PB: What I enjoyed so much when I saw your show is what a positive platform it seems to be for young women of all different kinds. It’s taking on abortion.

GR: It was pretty bold. Jennie Urman, the showrunner, wanted to write a woman’s story, and she happened to put a brown woman in the space of it. I think that’s why it resonated so much.

You’ve been mad famous for a long time.

PB: It’s boring to me. I have an acronym for it that I just came up with. It’s F–king Awful, Man, Extremely. You’re dancing on a razor’s edge.

GR: Just like, “Don’t cut me! Don’t cut me!”

PB: How quickly did it feel for you?

GR: I was 30, so I had been poor for so long. I had been a struggling actor for so long. I had not paid off my NYU debt. It always feels immediate, because you’re like, “Oh, I’ve been struggling for 13 years” to “Yay! I get to pay my rent.” The one thing about fame is that it’s a constant test of the ego.
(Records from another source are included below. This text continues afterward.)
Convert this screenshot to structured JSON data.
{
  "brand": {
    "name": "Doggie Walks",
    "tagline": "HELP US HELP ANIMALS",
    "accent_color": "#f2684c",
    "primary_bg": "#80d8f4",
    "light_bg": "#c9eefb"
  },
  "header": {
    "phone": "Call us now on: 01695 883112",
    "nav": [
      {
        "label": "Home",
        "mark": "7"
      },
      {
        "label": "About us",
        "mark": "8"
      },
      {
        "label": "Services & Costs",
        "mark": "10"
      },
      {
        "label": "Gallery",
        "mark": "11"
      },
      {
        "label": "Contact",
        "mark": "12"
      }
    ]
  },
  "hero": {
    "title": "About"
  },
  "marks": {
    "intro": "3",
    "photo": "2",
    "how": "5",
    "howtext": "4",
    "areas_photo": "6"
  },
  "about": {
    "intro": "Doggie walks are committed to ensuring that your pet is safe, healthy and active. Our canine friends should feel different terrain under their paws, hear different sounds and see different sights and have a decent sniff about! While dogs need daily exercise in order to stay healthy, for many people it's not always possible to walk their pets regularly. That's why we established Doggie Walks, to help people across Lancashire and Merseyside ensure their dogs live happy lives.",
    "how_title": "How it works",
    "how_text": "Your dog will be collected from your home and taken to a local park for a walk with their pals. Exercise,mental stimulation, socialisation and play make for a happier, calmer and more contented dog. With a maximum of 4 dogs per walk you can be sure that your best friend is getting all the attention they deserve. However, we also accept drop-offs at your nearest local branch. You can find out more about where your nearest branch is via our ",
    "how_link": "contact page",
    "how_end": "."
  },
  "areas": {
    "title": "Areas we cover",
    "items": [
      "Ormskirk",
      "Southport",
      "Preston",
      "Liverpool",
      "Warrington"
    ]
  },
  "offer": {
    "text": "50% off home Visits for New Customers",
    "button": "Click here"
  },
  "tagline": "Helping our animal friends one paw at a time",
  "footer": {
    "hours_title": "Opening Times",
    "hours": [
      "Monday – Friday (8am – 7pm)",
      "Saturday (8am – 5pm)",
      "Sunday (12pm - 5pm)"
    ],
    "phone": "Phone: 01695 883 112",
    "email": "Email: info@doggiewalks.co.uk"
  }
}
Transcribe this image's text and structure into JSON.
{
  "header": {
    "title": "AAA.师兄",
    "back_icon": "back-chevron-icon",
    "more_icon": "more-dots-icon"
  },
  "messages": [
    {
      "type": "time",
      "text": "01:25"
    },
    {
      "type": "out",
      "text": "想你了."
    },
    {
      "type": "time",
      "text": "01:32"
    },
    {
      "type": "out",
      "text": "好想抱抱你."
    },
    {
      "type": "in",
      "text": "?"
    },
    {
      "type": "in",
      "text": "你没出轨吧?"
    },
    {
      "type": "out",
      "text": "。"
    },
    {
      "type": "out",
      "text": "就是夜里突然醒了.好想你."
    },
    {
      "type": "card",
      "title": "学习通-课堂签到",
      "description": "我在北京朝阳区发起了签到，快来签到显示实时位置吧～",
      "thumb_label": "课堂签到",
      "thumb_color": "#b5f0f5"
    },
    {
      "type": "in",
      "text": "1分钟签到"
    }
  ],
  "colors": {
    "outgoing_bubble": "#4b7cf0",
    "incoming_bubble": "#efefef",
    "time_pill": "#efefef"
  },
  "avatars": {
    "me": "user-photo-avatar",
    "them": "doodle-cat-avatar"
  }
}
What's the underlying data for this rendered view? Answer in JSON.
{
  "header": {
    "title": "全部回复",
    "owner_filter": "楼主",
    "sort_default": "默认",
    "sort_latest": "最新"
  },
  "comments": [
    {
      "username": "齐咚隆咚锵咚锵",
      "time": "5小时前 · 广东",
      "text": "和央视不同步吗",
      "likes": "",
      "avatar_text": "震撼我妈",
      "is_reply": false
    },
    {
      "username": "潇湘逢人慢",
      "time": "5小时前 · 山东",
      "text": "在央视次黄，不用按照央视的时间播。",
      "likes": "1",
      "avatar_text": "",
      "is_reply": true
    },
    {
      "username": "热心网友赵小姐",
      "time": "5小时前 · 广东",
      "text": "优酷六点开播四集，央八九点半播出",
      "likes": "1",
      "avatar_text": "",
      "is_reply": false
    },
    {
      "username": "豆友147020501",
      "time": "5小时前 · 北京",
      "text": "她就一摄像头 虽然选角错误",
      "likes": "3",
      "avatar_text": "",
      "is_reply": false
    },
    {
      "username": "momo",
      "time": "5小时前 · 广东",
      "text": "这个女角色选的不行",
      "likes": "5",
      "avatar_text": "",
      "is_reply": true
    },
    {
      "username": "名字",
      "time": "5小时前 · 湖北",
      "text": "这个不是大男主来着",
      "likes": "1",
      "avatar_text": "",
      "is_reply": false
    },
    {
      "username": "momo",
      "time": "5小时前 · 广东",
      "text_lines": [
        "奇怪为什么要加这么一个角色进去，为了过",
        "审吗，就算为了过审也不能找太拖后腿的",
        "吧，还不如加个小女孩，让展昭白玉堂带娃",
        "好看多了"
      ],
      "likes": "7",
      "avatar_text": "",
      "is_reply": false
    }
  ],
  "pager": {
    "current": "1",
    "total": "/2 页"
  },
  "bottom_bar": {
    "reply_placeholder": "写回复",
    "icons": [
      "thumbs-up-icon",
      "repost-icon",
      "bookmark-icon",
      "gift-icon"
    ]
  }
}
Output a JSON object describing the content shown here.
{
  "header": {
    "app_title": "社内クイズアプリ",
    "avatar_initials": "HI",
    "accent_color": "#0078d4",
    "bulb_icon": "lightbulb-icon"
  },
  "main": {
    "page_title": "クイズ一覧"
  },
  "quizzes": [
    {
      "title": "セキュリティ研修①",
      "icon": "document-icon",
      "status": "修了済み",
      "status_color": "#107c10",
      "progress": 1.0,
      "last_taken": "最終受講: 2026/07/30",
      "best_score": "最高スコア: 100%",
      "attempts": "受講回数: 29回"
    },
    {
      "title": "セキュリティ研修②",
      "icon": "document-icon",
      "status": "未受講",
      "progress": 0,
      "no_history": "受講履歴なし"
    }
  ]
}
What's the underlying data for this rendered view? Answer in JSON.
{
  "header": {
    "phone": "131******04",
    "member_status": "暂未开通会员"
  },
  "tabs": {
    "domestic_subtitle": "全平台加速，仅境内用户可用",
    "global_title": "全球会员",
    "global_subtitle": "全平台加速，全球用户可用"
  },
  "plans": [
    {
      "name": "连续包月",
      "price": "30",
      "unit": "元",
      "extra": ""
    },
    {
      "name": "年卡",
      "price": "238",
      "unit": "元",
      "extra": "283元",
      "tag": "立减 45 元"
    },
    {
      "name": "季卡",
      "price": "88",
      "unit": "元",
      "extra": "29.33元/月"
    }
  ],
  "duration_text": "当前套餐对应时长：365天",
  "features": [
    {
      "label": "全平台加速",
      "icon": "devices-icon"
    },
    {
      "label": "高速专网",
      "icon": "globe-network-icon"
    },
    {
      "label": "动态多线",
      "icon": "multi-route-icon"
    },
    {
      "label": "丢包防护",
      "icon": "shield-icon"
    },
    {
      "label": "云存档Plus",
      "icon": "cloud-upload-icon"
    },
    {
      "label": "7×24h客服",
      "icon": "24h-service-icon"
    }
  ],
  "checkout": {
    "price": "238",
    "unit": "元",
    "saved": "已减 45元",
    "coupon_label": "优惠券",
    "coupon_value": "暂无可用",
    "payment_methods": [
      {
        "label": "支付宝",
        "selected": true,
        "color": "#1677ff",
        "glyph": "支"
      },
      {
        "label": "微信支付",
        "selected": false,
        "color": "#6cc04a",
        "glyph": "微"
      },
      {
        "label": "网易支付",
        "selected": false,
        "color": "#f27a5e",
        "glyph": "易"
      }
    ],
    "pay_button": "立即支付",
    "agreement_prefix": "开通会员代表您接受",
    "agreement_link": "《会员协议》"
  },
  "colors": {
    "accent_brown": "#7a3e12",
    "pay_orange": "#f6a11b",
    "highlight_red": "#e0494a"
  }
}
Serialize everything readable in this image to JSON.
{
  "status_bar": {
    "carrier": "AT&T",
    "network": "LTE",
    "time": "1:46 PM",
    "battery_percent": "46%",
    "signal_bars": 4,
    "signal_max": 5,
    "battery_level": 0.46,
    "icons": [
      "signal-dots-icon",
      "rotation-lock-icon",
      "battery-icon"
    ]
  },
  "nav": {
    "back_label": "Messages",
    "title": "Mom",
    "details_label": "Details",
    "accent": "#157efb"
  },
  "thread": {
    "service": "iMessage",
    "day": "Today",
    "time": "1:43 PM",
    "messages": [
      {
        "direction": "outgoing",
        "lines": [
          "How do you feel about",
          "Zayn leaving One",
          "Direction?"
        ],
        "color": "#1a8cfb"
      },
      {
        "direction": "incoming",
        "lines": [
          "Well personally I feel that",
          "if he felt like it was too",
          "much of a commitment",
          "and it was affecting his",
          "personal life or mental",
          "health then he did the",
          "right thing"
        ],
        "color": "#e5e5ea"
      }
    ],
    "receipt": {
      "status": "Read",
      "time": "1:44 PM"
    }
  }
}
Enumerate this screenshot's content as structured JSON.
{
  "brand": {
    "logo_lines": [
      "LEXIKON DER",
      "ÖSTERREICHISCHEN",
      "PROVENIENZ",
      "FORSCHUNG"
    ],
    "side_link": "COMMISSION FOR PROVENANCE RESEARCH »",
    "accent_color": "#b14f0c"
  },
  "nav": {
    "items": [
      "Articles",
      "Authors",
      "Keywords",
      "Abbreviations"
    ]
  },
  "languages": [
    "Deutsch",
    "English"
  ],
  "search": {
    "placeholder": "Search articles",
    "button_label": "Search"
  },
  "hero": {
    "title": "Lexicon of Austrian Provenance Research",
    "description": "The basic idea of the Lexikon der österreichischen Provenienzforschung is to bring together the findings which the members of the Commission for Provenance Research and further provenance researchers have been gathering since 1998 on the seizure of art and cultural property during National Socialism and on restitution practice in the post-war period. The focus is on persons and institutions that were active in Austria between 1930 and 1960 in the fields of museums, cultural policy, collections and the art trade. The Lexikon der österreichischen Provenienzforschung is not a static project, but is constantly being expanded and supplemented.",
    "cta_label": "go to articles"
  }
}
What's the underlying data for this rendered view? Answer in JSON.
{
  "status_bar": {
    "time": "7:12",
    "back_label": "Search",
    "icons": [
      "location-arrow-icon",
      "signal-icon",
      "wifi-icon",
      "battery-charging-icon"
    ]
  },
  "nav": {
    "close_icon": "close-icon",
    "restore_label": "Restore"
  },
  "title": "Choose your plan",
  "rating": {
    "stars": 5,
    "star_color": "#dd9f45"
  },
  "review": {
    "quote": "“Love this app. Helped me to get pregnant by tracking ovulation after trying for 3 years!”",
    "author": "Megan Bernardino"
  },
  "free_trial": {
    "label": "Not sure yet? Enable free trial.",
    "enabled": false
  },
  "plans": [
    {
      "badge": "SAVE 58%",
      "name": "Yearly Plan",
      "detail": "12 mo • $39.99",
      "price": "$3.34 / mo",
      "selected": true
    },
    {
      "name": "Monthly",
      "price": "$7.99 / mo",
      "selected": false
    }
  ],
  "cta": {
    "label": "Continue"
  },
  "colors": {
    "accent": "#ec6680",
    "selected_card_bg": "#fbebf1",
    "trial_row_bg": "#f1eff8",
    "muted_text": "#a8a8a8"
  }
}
PB: And when you falter, it’s very public. When you break up, it’s public.

GR: Oh, yeah. I forgot about that part.